Purslane has been known to overtake our garden beds back home and was found here in Parco de Valentino as well. It’s commonly consumed in the Mediterranean area raw in salads, cooked in soups, or pickled in vinegar.
These broad leaves of Plantago Lanceolata have a taste similar to mushrooms and can be used in salads or boiled like spinaches.
Nasturtiums, while cultivated as part of the landscape here, are also one of my favorite edible flowers!
After our Urban Foraging class, we headed north of the city to Via Borga Dora to hear Carlo Petrini, the president of Slow Food, present the new campaign – eartHeart: Defend the Future.
Over the past 10,000 years, humans have grown thousands of plant varieties. But in the last 70 years, 75% of these have been lost due to monocultures, chemical fertilizers, pesticides, and factory farms. This type of agriculture is bad for our environment and bad for our health, but biodiversity can save our planet.
When we walked out of the Scuola Holden where the event was held, we saw the Turin Eye floating about the skyline. We added that to our list of things to do while we are in town.

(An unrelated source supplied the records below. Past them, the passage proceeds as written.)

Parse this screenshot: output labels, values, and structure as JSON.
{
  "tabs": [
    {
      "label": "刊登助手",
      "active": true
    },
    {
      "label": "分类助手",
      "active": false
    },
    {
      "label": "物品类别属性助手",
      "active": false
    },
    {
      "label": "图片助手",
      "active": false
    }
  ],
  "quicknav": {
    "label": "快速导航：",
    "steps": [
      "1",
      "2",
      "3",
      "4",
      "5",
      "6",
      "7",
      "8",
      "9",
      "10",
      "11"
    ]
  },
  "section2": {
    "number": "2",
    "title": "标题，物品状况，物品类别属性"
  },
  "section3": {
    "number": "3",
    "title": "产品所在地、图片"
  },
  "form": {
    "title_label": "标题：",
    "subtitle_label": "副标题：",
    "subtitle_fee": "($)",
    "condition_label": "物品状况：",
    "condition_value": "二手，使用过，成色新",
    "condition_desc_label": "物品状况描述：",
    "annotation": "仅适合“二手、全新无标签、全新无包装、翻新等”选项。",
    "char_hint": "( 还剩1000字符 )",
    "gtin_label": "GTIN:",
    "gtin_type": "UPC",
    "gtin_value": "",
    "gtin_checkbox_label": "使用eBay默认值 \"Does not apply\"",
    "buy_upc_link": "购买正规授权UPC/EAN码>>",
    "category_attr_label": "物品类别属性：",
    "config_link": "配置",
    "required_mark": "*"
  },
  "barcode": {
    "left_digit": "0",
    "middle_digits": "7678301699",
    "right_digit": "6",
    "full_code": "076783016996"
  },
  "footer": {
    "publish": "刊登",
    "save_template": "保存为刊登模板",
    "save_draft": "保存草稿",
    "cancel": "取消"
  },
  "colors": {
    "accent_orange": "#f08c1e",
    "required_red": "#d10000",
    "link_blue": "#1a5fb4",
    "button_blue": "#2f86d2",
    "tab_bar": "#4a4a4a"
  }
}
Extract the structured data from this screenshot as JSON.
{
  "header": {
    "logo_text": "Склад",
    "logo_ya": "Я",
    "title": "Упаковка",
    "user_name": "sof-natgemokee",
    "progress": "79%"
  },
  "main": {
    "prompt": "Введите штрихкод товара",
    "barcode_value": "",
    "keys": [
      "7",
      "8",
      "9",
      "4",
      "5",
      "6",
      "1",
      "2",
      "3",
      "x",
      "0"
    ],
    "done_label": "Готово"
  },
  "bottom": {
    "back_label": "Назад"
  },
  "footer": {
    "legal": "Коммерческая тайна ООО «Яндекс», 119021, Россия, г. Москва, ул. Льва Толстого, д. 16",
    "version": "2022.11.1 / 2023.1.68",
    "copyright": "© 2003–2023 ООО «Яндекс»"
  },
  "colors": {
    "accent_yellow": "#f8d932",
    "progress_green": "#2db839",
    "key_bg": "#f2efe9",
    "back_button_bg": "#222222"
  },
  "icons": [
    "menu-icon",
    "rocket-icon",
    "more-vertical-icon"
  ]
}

Our next stop was the Mercato de Porta Palazzo – it’s said that it is the largest open air market in the world.
The market was vibrant and lively – so many sights, sounds, and smells to take in. There were so many varieties of fruits and vegetables that I had never seen before!
The variety of citrus available was beautiful (and tasty)!
There were many fall squashes and gourds available at the market – many shapes and sizes that I hadn’t seen before but the color and seeds on the inside were immediately recognizable.
Of course, the market had endless stalls of cheese, meat, pasta, breads, flowers, and everything else you can imagine too!
Next, we stopped by “The Garden Revolution” exhibit. The photos, hanging in the arches of the city center, showed how urban gardens can bring positive change to schools, hospitals, and prisons. The United States was highlighted in this exhibit – showing photos of gardens in New York, Chicago, and Los Angeles.
Appropriately, our next stop was “The Garden Revolution” conference at the Carignano Theater. We heard from Edward Mukiibi about his work with the 10,000 Gardens in Africa project, from Ron Finley about his work as a “guerilla gardener” in Los Angeles and lastly, from Alice Waters about her work with the Edible Schoolyard primarily.
Cacao Perdido was our last class of the day. In this class, we learned about the biodiversity of cacao including prized and relatively unknown varieties specifically in the upper reaches of the Amazon (Peru, Ecuador, Columbia, Venezuela).
We also had the special treat of tasting a variety of vermouths with our single-origin chocolates.
Another great day in the books at the Terra Madre Slow Food Conference!